Report each line of the records where "kind" occurs.

Start of Block

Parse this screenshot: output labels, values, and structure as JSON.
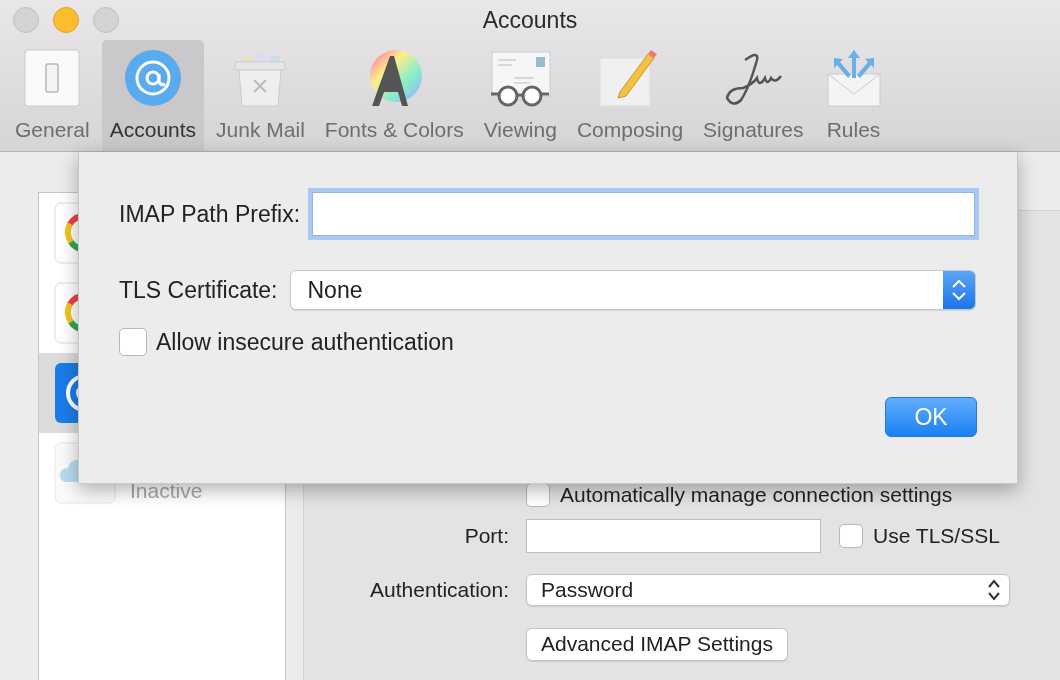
{
  "window": {
    "title": "Accounts"
  },
  "toolbar": [
    {
      "label": "General",
      "selected": false
    },
    {
      "label": "Accounts",
      "selected": true
    },
    {
      "label": "Junk Mail",
      "selected": false
    },
    {
      "label": "Fonts & Colors",
      "selected": false
    },
    {
      "label": "Viewing",
      "selected": false
    },
    {
      "label": "Composing",
      "selected": false
    },
    {
      "label": "Signatures",
      "selected": false
    },
    {
      "label": "Rules",
      "selected": false
    }
  ],
  "accounts": [
    {
      "kind": "google",
      "selected": false
    },
    {
      "kind": "google",
      "selected": false
    },
    {
      "kind": "imap",
      "selected": true
    },
    {
      "kind": "cloud",
      "selected": false,
      "status": "Inactive"
    }
  ],
  "server_settings": {
    "auto_manage": {
      "label": "Automatically manage connection settings",
      "checked": false
    },
    "port": {
      "label": "Port:"
    },
    "use_tls": {
      "label": "Use TLS/SSL",
      "checked": false
    },
    "authentication": {
      "label": "Authentication:",
      "value": "Password"
    },
    "advanced_button": "Advanced IMAP Settings"
  },
  "sheet": {
    "path_prefix": {
      "label": "IMAP Path Prefix:",
      "focused": true
    },
    "tls_certificate": {
      "label": "TLS Certificate:",
      "value": "None"
    },
    "allow_insecure": {
      "label": "Allow insecure authentication",
      "checked": false
    },
    "ok_button": "OK"
  }
}
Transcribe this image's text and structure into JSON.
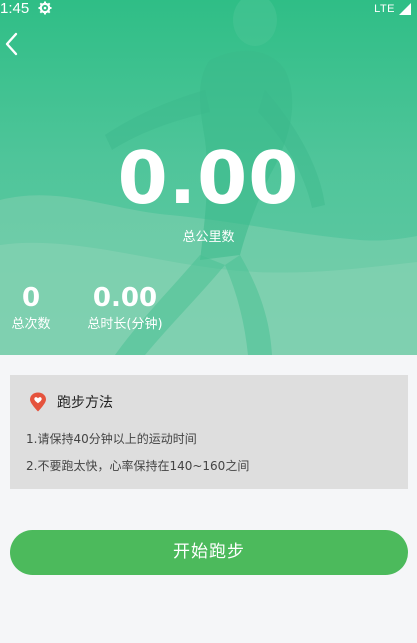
{
  "status_bar": {
    "time": "1:45",
    "network": "LTE",
    "icons": [
      "gear-icon",
      "signal-icon"
    ]
  },
  "hero": {
    "back_icon": "back-arrow-icon",
    "total_distance_value": "0.00",
    "total_distance_label": "总公里数",
    "stats": [
      {
        "value": "0",
        "label": "总次数"
      },
      {
        "value": "0.00",
        "label": "总时长(分钟)"
      }
    ]
  },
  "method": {
    "icon": "location-heart-icon",
    "title": "跑步方法",
    "tips": [
      "1.请保持40分钟以上的运动时间",
      "2.不要跑太快，心率保持在140~160之间"
    ]
  },
  "start_button": {
    "label": "开始跑步"
  },
  "colors": {
    "hero_green": "#3fc08e",
    "button_green": "#4cba5c",
    "card_gray": "#dedede",
    "pin_red": "#e5533d"
  }
}
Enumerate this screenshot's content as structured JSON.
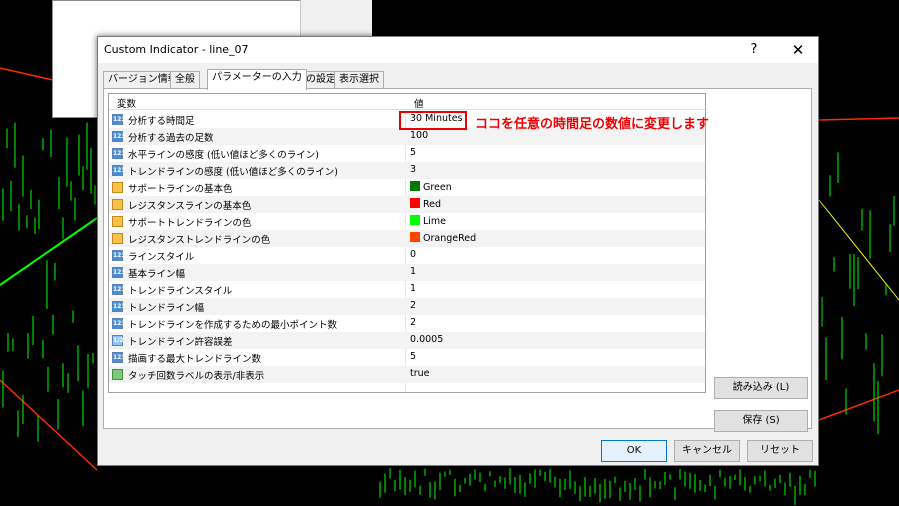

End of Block

= FINISHED EXERCISE =
      "kind": "google",
      "kind": "google",
      "kind": "imap",
      "kind": "cloud",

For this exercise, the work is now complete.